RAZORBACK PRODUCTION ZONES
"The State of Arkansas must understand this fact and take the necessary steps to minimize the state tax burden on companies interested in locating or expanding their operations in the state." (1)
Enterprise zones are no substitute for a fiscal structure that features low overall tax rates on investment. The Policy Foundation's proposal for Razorback Production Zones is no panacea. Rather, it is a tentative response to the post-1995 decline in Arkansas Manufacturing, documented in federal data (Gross State Product, employment, income).
Tax-Free Production Zones
A premise of enterprise zones is that entrepreneurs respond to economic incentives, including tax rates and regulation. President Ronald Reagan (1981-89) and Jack Kemp, head of the U.S. Department of Housing and Urban Development under President George H. Bush (1989-1993) proposed them as a tool to foster economic development in depressed urban areas. More recently, states with large industrial bases have debated the idea to retain and expand Manufacturing production, especially Durable Goods.
All taxes would be waived in a Razorback Production Zone for a multi-year period except property taxes for K-12 public education, and, if applicable, emergency services. These would include sales, use and income taxes identified by Flour GLS in their 2002 study, which found many Arkansas' rates were higher than those imposed by other states in the region. (Example: Arkansas' state sales tax on industrial material used and consumed in the manufacturing process is among the highest in the Southeast). They would also include individual income taxes on employees, other property taxes, and all other taxes, including municipal and county levies.
Razorback Production Zones would be limited to Arkansas three sites where Manufacturing superprojects employ at least 3,000.

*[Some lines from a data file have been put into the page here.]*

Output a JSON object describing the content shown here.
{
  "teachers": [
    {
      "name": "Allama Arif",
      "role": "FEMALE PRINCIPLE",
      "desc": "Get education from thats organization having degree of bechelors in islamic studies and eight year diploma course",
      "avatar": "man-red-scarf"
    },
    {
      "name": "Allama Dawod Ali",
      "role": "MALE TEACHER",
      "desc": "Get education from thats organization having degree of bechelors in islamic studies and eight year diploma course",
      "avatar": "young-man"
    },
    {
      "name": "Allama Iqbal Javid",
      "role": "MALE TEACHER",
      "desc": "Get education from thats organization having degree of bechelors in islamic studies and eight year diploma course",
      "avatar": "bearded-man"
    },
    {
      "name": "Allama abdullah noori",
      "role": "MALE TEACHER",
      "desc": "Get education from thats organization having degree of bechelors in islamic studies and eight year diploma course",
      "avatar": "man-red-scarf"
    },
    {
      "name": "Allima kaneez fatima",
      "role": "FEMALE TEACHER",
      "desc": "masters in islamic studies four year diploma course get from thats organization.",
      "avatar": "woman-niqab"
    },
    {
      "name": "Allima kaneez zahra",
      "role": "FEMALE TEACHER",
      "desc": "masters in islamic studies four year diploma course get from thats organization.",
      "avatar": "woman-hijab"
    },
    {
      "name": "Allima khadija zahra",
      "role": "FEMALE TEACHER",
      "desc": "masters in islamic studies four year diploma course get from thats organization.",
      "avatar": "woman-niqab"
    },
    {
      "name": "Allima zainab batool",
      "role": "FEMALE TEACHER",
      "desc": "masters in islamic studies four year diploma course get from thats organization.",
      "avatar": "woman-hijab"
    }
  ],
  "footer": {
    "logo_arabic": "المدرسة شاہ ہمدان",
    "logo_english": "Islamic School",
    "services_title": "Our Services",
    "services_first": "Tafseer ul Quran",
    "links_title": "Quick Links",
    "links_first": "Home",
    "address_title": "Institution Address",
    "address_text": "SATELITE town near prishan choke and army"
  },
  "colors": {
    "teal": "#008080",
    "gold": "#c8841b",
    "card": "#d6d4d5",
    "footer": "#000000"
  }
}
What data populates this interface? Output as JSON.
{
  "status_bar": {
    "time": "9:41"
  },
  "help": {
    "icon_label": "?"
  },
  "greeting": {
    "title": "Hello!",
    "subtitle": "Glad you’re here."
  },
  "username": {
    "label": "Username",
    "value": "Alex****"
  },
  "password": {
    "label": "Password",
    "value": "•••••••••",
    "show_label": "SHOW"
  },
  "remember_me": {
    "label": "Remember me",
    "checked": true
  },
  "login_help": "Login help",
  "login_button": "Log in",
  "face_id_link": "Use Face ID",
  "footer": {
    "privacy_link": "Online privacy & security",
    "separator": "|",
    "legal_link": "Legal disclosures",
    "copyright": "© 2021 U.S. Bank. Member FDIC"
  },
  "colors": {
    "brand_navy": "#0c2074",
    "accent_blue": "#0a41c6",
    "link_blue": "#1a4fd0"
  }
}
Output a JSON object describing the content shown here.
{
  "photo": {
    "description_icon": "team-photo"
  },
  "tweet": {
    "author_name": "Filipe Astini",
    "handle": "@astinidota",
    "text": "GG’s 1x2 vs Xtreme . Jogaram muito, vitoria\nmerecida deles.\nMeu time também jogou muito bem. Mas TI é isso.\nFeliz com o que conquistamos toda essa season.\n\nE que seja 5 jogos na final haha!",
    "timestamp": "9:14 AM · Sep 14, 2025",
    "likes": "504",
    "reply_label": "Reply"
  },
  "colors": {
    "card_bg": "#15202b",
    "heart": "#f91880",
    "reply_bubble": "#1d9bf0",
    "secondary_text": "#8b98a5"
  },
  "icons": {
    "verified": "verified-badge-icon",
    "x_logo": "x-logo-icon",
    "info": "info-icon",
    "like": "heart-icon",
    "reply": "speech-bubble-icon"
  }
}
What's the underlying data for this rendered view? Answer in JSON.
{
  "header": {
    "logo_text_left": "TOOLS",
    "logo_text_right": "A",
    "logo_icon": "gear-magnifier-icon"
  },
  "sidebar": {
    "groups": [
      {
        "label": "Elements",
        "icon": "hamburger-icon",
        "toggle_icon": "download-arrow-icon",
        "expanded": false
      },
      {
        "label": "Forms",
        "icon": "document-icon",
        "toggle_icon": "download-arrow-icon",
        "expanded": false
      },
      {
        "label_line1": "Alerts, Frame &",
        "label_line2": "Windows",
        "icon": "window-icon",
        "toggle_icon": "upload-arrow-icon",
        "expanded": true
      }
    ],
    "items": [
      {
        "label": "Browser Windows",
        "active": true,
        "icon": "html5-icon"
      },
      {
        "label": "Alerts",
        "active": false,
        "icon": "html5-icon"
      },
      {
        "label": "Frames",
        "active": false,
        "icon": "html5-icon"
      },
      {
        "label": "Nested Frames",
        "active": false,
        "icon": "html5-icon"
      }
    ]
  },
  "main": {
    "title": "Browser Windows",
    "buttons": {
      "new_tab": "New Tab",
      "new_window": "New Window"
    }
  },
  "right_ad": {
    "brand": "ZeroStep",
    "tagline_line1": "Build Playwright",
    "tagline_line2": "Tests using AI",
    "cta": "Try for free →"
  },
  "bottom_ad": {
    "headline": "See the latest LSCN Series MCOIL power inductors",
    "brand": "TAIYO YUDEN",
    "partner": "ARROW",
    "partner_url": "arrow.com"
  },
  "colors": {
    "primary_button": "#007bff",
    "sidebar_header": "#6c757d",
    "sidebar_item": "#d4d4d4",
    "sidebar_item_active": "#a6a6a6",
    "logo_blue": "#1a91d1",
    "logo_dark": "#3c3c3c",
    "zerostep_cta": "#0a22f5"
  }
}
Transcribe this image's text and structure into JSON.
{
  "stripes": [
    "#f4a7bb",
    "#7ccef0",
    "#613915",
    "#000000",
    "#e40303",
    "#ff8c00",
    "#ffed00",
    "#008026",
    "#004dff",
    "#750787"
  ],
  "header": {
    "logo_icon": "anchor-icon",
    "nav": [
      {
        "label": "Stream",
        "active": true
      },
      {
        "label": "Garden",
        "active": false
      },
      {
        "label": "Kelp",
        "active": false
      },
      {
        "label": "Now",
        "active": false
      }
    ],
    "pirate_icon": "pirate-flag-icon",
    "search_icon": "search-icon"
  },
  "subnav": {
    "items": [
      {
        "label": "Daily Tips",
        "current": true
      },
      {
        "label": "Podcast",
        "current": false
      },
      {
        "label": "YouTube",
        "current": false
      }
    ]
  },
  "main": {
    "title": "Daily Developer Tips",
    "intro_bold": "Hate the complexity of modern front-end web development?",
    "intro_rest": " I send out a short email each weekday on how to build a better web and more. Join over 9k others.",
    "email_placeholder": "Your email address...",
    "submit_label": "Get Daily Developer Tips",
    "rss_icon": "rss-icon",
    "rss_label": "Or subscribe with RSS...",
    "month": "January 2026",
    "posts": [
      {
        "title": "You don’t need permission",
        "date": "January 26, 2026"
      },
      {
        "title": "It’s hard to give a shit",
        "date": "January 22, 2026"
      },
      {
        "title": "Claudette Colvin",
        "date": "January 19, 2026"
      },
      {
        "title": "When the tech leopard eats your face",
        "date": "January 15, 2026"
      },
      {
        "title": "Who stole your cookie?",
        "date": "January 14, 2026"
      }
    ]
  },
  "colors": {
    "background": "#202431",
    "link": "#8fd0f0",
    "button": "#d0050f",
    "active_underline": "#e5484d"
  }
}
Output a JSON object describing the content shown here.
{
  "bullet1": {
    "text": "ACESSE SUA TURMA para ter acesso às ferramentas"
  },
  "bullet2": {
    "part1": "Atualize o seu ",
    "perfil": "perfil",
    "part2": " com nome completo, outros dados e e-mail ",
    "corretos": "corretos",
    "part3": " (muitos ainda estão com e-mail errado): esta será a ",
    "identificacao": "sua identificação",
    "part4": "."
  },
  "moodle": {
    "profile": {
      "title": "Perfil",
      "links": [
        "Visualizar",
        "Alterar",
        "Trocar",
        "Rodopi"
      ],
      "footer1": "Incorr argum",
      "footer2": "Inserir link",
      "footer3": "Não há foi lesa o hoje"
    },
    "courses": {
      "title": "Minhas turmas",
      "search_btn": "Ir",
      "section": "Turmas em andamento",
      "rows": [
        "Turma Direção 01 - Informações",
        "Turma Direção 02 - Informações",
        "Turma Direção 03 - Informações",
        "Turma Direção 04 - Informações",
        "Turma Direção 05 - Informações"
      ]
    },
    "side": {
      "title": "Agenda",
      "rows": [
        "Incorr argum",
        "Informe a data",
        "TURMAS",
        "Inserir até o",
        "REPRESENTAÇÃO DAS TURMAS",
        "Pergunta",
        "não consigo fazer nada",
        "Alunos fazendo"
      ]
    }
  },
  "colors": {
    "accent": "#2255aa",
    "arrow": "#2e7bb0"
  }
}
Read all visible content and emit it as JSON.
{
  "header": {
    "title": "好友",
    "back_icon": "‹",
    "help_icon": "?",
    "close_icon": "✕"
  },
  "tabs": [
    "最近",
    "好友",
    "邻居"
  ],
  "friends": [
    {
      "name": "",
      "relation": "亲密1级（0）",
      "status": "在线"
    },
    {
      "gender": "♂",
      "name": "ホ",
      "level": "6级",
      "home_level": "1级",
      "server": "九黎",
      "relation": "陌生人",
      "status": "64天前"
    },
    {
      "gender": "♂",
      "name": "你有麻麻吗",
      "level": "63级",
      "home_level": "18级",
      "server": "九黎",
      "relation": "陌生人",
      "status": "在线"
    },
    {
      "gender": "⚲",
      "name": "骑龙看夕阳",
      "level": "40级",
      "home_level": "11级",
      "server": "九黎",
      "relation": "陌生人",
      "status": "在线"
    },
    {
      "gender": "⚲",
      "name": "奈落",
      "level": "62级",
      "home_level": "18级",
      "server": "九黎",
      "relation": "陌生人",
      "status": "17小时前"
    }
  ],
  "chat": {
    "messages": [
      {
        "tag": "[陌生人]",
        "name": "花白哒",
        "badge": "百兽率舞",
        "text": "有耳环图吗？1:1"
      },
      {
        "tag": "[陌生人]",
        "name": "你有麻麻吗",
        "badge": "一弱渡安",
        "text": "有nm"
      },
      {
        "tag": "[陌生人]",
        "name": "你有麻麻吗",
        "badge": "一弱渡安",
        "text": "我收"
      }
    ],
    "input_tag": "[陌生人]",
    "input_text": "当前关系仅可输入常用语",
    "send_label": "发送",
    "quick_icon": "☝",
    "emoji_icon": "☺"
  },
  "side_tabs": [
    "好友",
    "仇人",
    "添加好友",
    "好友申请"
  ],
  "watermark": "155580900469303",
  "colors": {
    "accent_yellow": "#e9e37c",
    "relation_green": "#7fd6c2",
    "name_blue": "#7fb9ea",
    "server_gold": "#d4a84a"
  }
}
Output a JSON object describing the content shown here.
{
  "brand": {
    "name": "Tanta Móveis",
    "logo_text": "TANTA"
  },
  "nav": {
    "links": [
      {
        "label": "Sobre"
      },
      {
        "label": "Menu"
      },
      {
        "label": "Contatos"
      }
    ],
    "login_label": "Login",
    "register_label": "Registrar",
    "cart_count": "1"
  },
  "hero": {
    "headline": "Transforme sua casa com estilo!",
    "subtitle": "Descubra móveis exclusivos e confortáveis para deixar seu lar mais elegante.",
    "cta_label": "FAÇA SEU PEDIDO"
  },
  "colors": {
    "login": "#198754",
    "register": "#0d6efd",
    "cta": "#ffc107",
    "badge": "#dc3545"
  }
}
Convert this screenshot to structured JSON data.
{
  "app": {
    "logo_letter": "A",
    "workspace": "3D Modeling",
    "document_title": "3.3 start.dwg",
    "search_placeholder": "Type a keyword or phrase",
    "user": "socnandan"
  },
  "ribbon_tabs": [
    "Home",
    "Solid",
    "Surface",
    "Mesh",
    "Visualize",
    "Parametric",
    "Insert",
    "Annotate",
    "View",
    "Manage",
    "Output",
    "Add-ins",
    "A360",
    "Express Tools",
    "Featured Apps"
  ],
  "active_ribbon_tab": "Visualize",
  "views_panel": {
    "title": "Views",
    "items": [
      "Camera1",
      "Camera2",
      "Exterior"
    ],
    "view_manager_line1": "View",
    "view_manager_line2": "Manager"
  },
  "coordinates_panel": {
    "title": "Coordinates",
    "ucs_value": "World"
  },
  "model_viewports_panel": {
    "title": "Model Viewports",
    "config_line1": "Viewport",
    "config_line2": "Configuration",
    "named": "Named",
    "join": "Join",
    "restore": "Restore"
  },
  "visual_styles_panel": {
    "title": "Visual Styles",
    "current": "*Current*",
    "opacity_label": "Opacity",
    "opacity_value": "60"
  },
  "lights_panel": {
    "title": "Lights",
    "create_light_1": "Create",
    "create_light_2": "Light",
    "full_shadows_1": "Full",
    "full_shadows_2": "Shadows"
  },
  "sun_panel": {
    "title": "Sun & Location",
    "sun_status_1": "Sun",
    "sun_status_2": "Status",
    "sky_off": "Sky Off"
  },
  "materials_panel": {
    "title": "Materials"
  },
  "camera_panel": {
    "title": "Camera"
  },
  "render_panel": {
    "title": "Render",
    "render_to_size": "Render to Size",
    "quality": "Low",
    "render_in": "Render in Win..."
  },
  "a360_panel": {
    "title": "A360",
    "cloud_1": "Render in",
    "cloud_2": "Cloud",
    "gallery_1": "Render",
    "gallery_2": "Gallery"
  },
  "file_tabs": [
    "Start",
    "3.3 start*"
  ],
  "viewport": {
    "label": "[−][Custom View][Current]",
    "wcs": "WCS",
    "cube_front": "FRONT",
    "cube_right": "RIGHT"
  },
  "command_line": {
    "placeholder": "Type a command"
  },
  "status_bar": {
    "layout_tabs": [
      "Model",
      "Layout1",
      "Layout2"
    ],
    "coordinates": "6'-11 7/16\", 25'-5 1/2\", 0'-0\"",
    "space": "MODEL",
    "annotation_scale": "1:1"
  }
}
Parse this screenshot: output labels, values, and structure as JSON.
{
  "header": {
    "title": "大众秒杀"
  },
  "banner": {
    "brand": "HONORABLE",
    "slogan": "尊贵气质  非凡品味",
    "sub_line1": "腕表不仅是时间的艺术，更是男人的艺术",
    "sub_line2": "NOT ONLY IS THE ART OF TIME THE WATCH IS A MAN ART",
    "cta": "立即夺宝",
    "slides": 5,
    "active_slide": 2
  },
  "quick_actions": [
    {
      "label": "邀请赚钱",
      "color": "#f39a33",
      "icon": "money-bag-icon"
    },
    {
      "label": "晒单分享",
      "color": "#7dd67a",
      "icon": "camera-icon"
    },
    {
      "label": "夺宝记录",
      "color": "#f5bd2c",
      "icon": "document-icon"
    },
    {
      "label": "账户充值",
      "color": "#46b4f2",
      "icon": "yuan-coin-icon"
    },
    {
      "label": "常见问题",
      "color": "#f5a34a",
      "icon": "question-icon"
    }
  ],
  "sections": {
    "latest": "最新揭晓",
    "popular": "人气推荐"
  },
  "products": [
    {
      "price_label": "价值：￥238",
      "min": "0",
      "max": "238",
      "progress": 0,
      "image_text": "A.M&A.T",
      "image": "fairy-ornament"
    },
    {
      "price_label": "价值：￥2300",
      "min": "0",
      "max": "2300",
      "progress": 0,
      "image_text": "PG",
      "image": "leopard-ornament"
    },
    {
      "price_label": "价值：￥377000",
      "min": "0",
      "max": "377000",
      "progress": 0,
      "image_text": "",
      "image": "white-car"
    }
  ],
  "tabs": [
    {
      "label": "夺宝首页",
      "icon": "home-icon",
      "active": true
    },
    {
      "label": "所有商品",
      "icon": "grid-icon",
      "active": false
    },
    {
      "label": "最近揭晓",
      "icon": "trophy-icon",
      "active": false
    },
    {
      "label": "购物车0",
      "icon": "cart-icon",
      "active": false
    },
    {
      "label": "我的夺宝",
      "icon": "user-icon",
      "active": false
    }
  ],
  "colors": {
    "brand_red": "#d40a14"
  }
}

(1) "The Flour
GLS Study And Arkansas' Hunt For A Manufacturing Superproject," Arkansas
Policy Foundation research memo, 2002.